When the medium limits the message

Here are three offerings that really drove home the whole “the medium is the message” message for me this week. I’ll share more of my own thoughts in separate posts; here, I’ll let the artists speak for themselves.

One: Hannah Gadsby’s Nanette [this is just the trailer, you can read more of my thoughts on it here]:

Two: This video essay from Lindsay Ellis [more of my thoughts on this video here]:

…and Three: something my friend Ethan wrote in the description of the Kickstarter campaign for his latest art book, The Evening Pink. [Please give him your support! And I’ve written up more thoughts about slow, thoughtful engagement, etc, here:

I am concerned about the distribution and reach of independent cultural production in 2018. The last time I pre-ordered an edition, in 2012, the cultural landscape was quite different. We used blogs!
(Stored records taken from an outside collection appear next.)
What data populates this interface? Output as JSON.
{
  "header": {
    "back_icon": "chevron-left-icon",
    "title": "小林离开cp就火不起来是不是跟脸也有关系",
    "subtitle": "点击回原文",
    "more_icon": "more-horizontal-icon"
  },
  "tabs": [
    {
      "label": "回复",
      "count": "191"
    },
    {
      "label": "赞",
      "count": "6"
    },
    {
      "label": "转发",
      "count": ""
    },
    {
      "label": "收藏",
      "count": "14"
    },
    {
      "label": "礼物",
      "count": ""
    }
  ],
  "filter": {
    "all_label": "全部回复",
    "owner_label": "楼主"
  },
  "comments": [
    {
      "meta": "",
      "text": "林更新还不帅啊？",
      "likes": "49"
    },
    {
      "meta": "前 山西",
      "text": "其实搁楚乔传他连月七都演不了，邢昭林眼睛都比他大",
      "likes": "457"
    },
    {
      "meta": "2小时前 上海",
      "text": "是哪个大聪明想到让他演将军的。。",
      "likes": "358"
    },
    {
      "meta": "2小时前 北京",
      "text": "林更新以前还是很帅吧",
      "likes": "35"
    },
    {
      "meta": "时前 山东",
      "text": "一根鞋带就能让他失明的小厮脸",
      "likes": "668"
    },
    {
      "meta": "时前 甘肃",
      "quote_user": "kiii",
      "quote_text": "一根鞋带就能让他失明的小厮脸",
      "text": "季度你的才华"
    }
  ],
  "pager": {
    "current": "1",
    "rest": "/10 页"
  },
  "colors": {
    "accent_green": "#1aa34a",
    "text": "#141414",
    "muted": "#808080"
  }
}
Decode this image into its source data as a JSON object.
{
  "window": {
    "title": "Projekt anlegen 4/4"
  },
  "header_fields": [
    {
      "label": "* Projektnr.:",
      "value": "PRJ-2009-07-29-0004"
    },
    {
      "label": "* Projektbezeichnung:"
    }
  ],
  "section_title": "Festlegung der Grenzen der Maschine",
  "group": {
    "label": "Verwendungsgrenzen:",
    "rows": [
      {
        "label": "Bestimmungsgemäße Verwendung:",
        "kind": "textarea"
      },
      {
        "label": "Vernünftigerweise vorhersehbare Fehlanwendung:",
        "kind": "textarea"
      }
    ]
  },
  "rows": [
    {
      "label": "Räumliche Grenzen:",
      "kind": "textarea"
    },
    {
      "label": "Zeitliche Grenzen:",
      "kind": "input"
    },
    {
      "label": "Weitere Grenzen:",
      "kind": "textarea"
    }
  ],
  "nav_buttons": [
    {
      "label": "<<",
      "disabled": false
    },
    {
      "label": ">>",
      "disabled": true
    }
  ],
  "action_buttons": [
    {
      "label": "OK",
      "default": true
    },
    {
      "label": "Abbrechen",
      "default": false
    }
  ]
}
Artists are now producing more content for less pay, on channels that ask for shorter encounters with artworks. This is discouraging when you make books, and want to facilitate a slow, thoughtful engagement.



Manufacturing authenticity

In her video essay YouTube: Manufacturing Authenticity (For Fun and Profit!), Lindsay Ellis casts a very self-conscious, very critical eye on YouTube vlogs as an “authentic” phenomenon + livelihood… starting with, of all things, an analysis of the evolution of a couple of cake decorating channels.

I realize this one sounds like it’s a lot heavier on YouTube-specific geekery than most people would appreciate, but I recommend this video to anyone who recognizes that forging a connection with your audience (whomever and whatever that audience may be!) is an important way to get people coming back for whatever it is you want people to come back to you for (be it your videos, your music, your writing, your art).

And I especially recommend this video to everyone who has experienced the heightened trickiness of this territory whenever your livelihood depends in some way upon a public image you must therefore maintain.

So many insights into these juicy topics in this video. And in a stroke of brilliance, Lindsay interviews YouTube darling (and one of my faves) Hank Green, in a textbook tactic from Google’s YouTube best practices playbook: Create, Collaborate, Curate!

There’s a really great section on the history of emotional labor, leading into the impact of trying to maintain an internet persona, starting here. And she gets Hank to talk about why he does what he does here:

I want people to get excited about the universe and the world and… thinking critically and hard about stuff. More and more I want to foster some kind of better communication among people, and also more and more I feel like that needs to happen a lot more OFF of the internet than is happening now… we need to occupy the same physical space as other human beings.

I could not figure out how to get a transcript from this video. 12 points for anyone who knows the trick!

Sometimes life isn’t comedy: Hannah Gadsby’s Nanette

Hannah Gadsby’s Nanette. There are so many things she nails in this… well, calling it “a Netflix Special” is I suppose technically accurate, if ridiculously insufficient. I’m sure I’m not the first person to implore you to watch it.

Out of all her spot-on revelations and observations about human nature, it’s her critique of the medium of a comedy show that has really stuck with me, though this says more about me and what I’m grokking lately than it does about her; which medium best fits which messages? I am so curious to see what medium she chooses next!

A note for readers like me who prefer to sit with written words in order to fully process something, I found this transcript, but do watch the whole thing first if you can; this is just the trailer.